*** Dataset extract Section Begins ***

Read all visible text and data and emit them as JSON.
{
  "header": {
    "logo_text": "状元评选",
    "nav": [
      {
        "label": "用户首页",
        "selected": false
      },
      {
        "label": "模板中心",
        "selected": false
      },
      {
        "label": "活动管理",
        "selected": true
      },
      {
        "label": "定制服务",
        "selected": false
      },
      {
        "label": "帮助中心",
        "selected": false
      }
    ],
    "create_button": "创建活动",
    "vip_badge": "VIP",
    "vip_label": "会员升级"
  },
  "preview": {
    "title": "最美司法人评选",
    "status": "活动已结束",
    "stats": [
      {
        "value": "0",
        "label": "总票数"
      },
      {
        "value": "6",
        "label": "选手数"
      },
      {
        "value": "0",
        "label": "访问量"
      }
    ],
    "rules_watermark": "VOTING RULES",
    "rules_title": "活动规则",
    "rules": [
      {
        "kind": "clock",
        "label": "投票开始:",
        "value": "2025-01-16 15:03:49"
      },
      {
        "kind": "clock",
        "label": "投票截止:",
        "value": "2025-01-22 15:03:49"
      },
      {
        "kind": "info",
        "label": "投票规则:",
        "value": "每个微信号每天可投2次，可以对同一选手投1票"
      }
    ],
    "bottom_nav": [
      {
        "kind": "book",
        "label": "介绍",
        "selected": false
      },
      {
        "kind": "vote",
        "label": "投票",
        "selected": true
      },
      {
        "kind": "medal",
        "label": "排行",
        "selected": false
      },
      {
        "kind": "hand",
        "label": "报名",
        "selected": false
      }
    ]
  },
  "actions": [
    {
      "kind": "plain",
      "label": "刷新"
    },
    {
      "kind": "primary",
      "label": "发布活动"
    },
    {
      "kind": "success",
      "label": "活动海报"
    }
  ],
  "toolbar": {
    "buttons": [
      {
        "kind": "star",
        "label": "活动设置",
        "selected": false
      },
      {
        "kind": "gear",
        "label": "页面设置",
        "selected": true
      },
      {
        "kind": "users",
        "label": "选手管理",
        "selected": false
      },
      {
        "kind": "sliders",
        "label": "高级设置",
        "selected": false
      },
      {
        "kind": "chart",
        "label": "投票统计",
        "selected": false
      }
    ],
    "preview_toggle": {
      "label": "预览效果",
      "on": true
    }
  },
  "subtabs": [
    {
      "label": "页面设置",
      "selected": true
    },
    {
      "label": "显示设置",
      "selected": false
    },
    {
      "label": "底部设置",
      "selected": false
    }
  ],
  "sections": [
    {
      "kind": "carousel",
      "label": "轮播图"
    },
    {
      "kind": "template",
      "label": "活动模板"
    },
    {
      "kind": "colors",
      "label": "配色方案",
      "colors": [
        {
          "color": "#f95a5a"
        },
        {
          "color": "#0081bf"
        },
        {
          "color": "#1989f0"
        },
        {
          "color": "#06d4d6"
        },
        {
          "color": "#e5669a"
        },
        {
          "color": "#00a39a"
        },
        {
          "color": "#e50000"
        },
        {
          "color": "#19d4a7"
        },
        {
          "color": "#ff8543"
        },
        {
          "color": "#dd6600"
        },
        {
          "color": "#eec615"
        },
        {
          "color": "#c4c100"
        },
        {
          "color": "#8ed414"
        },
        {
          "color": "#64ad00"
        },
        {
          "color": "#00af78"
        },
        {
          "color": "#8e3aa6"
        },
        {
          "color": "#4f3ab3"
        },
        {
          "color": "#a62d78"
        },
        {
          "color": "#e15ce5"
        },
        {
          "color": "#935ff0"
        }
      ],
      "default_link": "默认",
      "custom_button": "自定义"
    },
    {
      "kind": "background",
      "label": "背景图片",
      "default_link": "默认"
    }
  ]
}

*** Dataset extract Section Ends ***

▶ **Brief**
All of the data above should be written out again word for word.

▶ **Final answer**
Read all visible text and data and emit them as JSON.
{
  "header": {
    "logo_text": "状元评选",
    "nav": [
      {
        "label": "用户首页",
        "selected": false
      },
      {
        "label": "模板中心",
        "selected": false
      },
      {
        "label": "活动管理",
        "selected": true
      },
      {
        "label": "定制服务",
        "selected": false
      },
      {
        "label": "帮助中心",
        "selected": false
      }
    ],
    "create_button": "创建活动",
    "vip_badge": "VIP",
    "vip_label": "会员升级"
  },
  "preview": {
    "title": "最美司法人评选",
    "status": "活动已结束",
    "stats": [
      {
        "value": "0",
        "label": "总票数"
      },
      {
        "value": "6",
        "label": "选手数"
      },
      {
        "value": "0",
        "label": "访问量"
      }
    ],
    "rules_watermark": "VOTING RULES",
    "rules_title": "活动规则",
    "rules": [
      {
        "kind": "clock",
        "label": "投票开始:",
        "value": "2025-01-16 15:03:49"
      },
      {
        "kind": "clock",
        "label": "投票截止:",
        "value": "2025-01-22 15:03:49"
      },
      {
        "kind": "info",
        "label": "投票规则:",
        "value": "每个微信号每天可投2次，可以对同一选手投1票"
      }
    ],
    "bottom_nav": [
      {
        "kind": "book",
        "label": "介绍",
        "selected": false
      },
      {
        "kind": "vote",
        "label": "投票",
        "selected": true
      },
      {
        "kind": "medal",
        "label": "排行",
        "selected": false
      },
      {
        "kind": "hand",
        "label": "报名",
        "selected": false
      }
    ]
  },
  "actions": [
    {
      "kind": "plain",
      "label": "刷新"
    },
    {
      "kind": "primary",
      "label": "发布活动"
    },
    {
      "kind": "success",
      "label": "活动海报"
    }
  ],
  "toolbar": {
    "buttons": [
      {
        "kind": "star",
        "label": "活动设置",
        "selected": false
      },
      {
        "kind": "gear",
        "label": "页面设置",
        "selected": true
      },
      {
        "kind": "users",
        "label": "选手管理",
        "selected": false
      },
      {
        "kind": "sliders",
        "label": "高级设置",
        "selected": false
      },
      {
        "kind": "chart",
        "label": "投票统计",
        "selected": false
      }
    ],
    "preview_toggle": {
      "label": "预览效果",
      "on": true
    }
  },
  "subtabs": [
    {
      "label": "页面设置",
      "selected": true
    },
    {
      "label": "显示设置",
      "selected": false
    },
    {
      "label": "底部设置",
      "selected": false
    }
  ],
  "sections": [
    {
      "kind": "carousel",
      "label": "轮播图"
    },
    {
      "kind": "template",
      "label": "活动模板"
    },
    {
      "kind": "colors",
      "label": "配色方案",
      "colors": [
        {
          "color": "#f95a5a"
        },
        {
          "color": "#0081bf"
        },
        {
          "color": "#1989f0"
        },
        {
          "color": "#06d4d6"
        },
        {
          "color": "#e5669a"
        },
        {
          "color": "#00a39a"
        },
        {
          "color": "#e50000"
        },
        {
          "color": "#19d4a7"
        },
        {
          "color": "#ff8543"
        },
        {
          "color": "#dd6600"
        },
        {
          "color": "#eec615"
        },
        {
          "color": "#c4c100"
        },
        {
          "color": "#8ed414"
        },
        {
          "color": "#64ad00"
        },
        {
          "color": "#00af78"
        },
        {
          "color": "#8e3aa6"
        },
        {
          "color": "#4f3ab3"
        },
        {
          "color": "#a62d78"
        },
        {
          "color": "#e15ce5"
        },
        {
          "color": "#935ff0"
        }
      ],
      "default_link": "默认",
      "custom_button": "自定义"
    },
    {
      "kind": "background",
      "label": "背景图片",
      "default_link": "默认"
    }
  ]
}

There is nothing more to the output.